UNION CITY, Calif. (KGO) — Fire Station 30 in Union City is now out of service as of 8 a.m. Wednesday morning, leaving the city of 75,000 with only three active fire stations to respond to fire and medical emergencies.
Before the sun was up this morning, Sean Burrows, President of Alameda County Firefighters Association, Local 55 wasted no time raising safety concerns about the City’s decision to close fire station 30.
He parked the union’s van in front of the firehouse and unfolded a banner with a bold message: “Your neighborhood fire station is closed. You are now at risk.”
“The citizens here in Union City are at significant risk,” said Burrows. “When we have a structure fire, a vehicle accident, a medical emergency, a woman who is in labor in imminent birth. Our resources are going to be so thinned we won’t have a response time that is adequate”
City leaders tell ABC7 News it was a budget decision to close fire station 30, with the City currently facing a budget deficit.
Leaders also pointed to an independent study they claim shows the station was handling, on average, just 1.7 calls per day at a cost of $3.2 million a year to tax payers.
Mayor Carol Dutra-Vernaci released a statement to ABC7 News following the station’s closure.
“We are indebted to the firefighters for keeping our residents safe during medical and fire emergencies; however, the City Council’s job is to be responsible for fiscal agents of City resources. We have been examining all city services in the last year to understand where we can be more efficient. Changes are being made citywide, not just with the Fire Department. The reality is that Fire Station 30 was underutilized at a high cost to residents. We are confident that we made a decision that was in the community’s best interest. Our attention now is shifting. Union City is excited to be participating in an important discussion with emergency medical service professionals from around Alameda County regarding how we can set up a service model that actually meets the growing medical needs of our community at a more affordable cost.”
At 8 a.m. Wednesday the station officially closed its doors, but not before responding to one last call, CPR in progress.
In medical emergencies like this seconds matter.
Burrows said this is case in point of why the firehouse should stay open.
“Response times are going to go up,” said Burrows. “It’s going to take longer for our resources to get on scene.”
The union president warned response times could increase by as much as six to eight minutes.
Mayor Dutra Vernaci said data also showed 85 percent of calls to Station 30 were for medical response.
She said the city is now considering whether to put ambulances and other emergency services at the station.
Mike Agustin with the Alameda County Firefighters Association, Local 55 said. “Especially with the Public Safety Tax that they’re already collecting from the citizens who voted to pay the money to maintain the firehouses that they have.”
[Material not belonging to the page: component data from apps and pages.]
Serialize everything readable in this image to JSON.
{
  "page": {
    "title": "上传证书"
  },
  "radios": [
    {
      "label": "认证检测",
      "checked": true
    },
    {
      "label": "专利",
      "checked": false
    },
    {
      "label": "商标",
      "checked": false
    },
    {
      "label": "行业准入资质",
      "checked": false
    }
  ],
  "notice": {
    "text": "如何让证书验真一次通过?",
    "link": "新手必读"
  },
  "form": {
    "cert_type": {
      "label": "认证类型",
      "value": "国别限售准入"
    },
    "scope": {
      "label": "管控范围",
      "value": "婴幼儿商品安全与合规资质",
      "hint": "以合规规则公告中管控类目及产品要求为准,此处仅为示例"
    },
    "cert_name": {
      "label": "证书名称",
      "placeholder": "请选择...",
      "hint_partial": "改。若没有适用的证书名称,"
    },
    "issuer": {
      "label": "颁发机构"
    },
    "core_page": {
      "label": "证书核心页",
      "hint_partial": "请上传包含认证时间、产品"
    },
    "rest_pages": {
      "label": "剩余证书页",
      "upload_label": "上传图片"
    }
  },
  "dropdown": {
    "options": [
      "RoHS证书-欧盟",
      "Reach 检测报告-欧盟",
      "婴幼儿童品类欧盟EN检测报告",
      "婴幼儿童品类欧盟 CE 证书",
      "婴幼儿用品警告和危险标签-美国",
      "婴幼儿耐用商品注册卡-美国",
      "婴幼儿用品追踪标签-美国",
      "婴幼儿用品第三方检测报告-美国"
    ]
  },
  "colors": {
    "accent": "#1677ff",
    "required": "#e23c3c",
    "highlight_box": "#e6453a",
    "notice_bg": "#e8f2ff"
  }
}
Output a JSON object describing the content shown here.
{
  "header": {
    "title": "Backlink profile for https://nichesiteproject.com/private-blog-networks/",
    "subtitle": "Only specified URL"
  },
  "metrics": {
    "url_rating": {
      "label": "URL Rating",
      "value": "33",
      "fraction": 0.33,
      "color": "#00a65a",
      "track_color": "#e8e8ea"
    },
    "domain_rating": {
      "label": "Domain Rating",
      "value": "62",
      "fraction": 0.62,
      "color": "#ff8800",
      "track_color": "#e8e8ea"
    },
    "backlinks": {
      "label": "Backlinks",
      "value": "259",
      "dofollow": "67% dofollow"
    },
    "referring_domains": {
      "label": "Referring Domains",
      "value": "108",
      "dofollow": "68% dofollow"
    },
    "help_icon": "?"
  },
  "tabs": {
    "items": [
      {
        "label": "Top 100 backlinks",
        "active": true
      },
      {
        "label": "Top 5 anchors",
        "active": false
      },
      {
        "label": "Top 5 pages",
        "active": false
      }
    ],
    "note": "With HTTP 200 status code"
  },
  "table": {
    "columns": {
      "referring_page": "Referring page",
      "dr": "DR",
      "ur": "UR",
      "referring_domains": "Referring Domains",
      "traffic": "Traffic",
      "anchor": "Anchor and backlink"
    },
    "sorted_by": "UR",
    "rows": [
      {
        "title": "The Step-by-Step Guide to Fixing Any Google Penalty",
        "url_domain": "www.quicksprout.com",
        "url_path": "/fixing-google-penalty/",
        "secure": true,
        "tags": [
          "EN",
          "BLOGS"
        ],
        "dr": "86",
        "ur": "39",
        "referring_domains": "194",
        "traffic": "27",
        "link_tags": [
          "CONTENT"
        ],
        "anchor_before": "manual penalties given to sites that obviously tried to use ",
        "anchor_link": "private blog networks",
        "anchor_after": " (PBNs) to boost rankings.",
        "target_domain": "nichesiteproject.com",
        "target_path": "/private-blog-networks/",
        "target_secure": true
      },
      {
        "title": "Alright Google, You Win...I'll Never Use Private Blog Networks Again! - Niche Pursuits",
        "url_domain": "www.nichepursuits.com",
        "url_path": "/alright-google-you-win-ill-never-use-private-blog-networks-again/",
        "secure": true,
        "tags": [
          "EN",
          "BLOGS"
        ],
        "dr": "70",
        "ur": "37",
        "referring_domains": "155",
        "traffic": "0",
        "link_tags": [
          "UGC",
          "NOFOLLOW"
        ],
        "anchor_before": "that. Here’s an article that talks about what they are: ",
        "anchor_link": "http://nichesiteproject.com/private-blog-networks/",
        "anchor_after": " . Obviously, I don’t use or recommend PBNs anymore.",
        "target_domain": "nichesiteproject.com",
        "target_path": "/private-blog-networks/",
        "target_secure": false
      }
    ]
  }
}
The city confirmed the most recent version of the public safety parcel tax in current form was voted into place in 2016.
A city official shared that since the voters approved that tax measure, the city has been faced with a long term structural deficit to its general fund. Ultimately, the city’s “expenses outpace our revenue.”
The city said in particular, the cost of its contract with the Alameda County Fire Department has gone up nearly 4% each year since 2011, which they equate to be in the hundreds of thousands range.
Additionally, they said the cost of services overall has increased.
The nine firefighters who work at Station 30 will still be working for Alameda County Fire, but they’ll have to reach out to other stations for placement.